It wasn’t at all as bad as I thought it would be, except that the smell of her shampoo was very sweet, like a box of pears, and whenever it came floating over to me I wrote extra good notes in our journal. But I laughed at the right times, and always said yeah or no to what Jillian Hepner asked me. The bell rang faster than I thought it would, but when I left Biology 1 I was exhausted.

Then, exactly twenty-one hours later Jillian Hepner and I were standing in the same line for milk in the cafeteria and she said Hey, how’s it going just like we were friends, now that we had made a new planarian together. And I said Good just like we were having a normal conversation. And then I got a rush of energy and excitement and I felt like it was my chance to say something perfect to Jillian Hepner so I started talking but I hadn’t really thought it all the way through because what I said was Well it’s going okay considering we’re probably just in a computer simulation of Earth.

And Jillian Hepner said What?

And I said Well if you think about it there can only be one Earth but there can be infinite computer simulations of Earth so the odds are that we’re probably in one of the simulations and not the original Earth.

And then Jillian Hepner said Okay then, and laughed and we both looked straight ahead towards the front of the milk line.
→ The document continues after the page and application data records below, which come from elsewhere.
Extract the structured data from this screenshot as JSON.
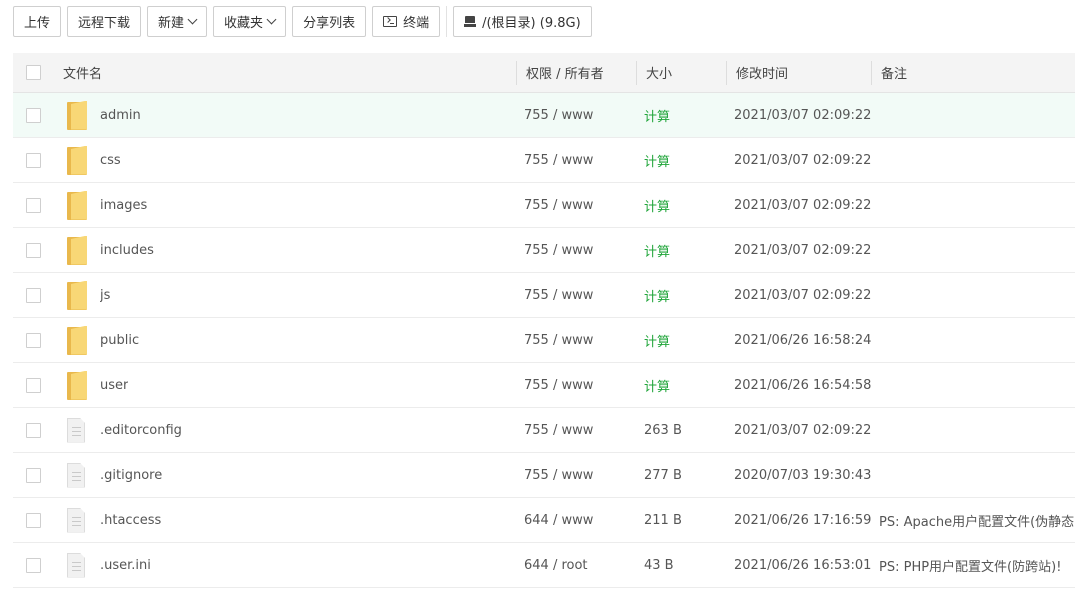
{
  "toolbar": {
    "upload": "上传",
    "remote_download": "远程下载",
    "new": "新建",
    "favorites": "收藏夹",
    "share_list": "分享列表",
    "terminal": "终端",
    "path": "/(根目录) (9.8G)"
  },
  "table": {
    "headers": {
      "name": "文件名",
      "perm": "权限 / 所有者",
      "size": "大小",
      "mtime": "修改时间",
      "note": "备注"
    },
    "rows": [
      {
        "type": "folder",
        "name": "admin",
        "perm": "755 / www",
        "size": "计算",
        "mtime": "2021/03/07 02:09:22",
        "note": ""
      },
      {
        "type": "folder",
        "name": "css",
        "perm": "755 / www",
        "size": "计算",
        "mtime": "2021/03/07 02:09:22",
        "note": ""
      },
      {
        "type": "folder",
        "name": "images",
        "perm": "755 / www",
        "size": "计算",
        "mtime": "2021/03/07 02:09:22",
        "note": ""
      },
      {
        "type": "folder",
        "name": "includes",
        "perm": "755 / www",
        "size": "计算",
        "mtime": "2021/03/07 02:09:22",
        "note": ""
      },
      {
        "type": "folder",
        "name": "js",
        "perm": "755 / www",
        "size": "计算",
        "mtime": "2021/03/07 02:09:22",
        "note": ""
      },
      {
        "type": "folder",
        "name": "public",
        "perm": "755 / www",
        "size": "计算",
        "mtime": "2021/06/26 16:58:24",
        "note": ""
      },
      {
        "type": "folder",
        "name": "user",
        "perm": "755 / www",
        "size": "计算",
        "mtime": "2021/06/26 16:54:58",
        "note": ""
      },
      {
        "type": "file",
        "name": ".editorconfig",
        "perm": "755 / www",
        "size": "263 B",
        "mtime": "2021/03/07 02:09:22",
        "note": ""
      },
      {
        "type": "file",
        "name": ".gitignore",
        "perm": "755 / www",
        "size": "277 B",
        "mtime": "2020/07/03 19:30:43",
        "note": ""
      },
      {
        "type": "file",
        "name": ".htaccess",
        "perm": "644 / www",
        "size": "211 B",
        "mtime": "2021/06/26 17:16:59",
        "note": "PS: Apache用户配置文件(伪静态)"
      },
      {
        "type": "file",
        "name": ".user.ini",
        "perm": "644 / root",
        "size": "43 B",
        "mtime": "2021/06/26 16:53:01",
        "note": "PS: PHP用户配置文件(防跨站)!"
      }
    ]
  },
  "colors": {
    "calc_link": "#20a53a",
    "selected_row_bg": "#f2fbf7",
    "folder_front": "#f8d776",
    "folder_back": "#e9b84c"
  },
  "icons": {
    "folder": "folder-icon",
    "file": "file-icon",
    "terminal": "terminal-icon",
    "disk": "disk-icon",
    "dropdown": "chevron-down-icon"
  }
}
When I got home that day I ate eleven Oreos and got to level thirty-nine in Tetris and thought very, very hard about what I wished I had said to Jillian Hepner. 

 

 

 

 

Anna Swartz is a writer living in Brooklyn. She channels her painful adolescent memories into short fiction. She hopes to one day compete on a reality TV cooking competition. Find her on Twitter as @Anna_Snackz.